● **Problem description**
In the data below, find every line that has the string "tree", and copy it.

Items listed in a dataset
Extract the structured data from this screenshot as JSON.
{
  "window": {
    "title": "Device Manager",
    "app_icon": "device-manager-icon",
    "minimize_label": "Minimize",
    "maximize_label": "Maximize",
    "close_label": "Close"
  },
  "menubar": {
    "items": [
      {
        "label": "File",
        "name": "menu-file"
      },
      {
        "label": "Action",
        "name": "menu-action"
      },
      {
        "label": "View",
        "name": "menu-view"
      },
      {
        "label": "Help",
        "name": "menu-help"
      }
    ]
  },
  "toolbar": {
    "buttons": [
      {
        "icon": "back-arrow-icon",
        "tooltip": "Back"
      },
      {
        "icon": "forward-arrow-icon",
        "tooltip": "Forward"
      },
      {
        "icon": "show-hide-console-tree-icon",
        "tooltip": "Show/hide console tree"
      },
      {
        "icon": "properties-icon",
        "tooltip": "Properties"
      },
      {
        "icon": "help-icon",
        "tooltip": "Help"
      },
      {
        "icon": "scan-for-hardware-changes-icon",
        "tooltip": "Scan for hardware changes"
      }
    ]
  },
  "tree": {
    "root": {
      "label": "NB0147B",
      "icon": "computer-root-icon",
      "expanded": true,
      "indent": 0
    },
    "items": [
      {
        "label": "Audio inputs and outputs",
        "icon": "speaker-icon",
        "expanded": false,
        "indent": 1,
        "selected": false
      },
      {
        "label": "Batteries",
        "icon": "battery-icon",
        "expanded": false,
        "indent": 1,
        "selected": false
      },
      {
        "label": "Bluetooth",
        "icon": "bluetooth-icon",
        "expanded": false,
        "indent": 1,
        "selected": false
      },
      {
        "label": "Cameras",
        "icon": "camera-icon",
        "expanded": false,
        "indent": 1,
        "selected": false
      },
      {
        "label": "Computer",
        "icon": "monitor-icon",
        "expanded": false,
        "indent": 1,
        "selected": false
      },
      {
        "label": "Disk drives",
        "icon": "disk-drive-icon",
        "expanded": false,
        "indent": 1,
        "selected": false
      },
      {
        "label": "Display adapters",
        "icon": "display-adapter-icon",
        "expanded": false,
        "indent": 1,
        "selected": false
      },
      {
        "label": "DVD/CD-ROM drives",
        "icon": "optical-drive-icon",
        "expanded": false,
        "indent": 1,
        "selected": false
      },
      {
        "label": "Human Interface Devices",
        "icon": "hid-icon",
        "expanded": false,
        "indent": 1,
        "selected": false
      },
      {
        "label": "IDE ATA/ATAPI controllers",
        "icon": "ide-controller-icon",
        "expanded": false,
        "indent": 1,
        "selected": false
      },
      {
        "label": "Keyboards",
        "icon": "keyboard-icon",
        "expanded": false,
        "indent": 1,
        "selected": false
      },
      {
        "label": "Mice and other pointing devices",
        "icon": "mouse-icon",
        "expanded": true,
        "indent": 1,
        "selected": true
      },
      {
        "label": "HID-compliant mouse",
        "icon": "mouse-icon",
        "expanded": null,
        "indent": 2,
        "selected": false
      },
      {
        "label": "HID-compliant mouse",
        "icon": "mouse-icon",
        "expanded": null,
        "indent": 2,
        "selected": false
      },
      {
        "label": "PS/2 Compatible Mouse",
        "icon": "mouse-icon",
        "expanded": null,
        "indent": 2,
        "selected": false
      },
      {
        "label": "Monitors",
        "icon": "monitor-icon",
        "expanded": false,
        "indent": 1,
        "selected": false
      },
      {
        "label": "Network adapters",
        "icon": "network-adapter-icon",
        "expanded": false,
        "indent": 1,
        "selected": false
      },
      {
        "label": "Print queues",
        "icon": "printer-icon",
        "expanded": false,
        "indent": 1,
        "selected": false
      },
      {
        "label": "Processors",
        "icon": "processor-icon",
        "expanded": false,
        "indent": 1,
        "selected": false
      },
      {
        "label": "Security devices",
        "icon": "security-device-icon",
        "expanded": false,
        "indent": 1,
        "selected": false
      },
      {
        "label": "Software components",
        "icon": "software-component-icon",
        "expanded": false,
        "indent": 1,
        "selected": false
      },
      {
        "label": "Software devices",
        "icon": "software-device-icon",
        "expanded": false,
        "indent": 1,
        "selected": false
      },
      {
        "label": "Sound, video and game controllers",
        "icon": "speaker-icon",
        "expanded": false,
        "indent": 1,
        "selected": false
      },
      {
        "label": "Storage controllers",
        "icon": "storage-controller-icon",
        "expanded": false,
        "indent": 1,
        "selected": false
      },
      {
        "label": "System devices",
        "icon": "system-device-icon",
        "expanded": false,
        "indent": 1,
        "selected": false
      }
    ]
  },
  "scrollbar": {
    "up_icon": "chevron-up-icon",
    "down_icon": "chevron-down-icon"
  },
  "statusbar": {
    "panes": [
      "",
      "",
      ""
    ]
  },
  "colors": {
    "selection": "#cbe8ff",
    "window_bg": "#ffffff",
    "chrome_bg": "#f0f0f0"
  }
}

● **Expected output**
        "icon": "show-hide-console-tree-icon",
        "tooltip": "Show/hide console tree"
  "tree": {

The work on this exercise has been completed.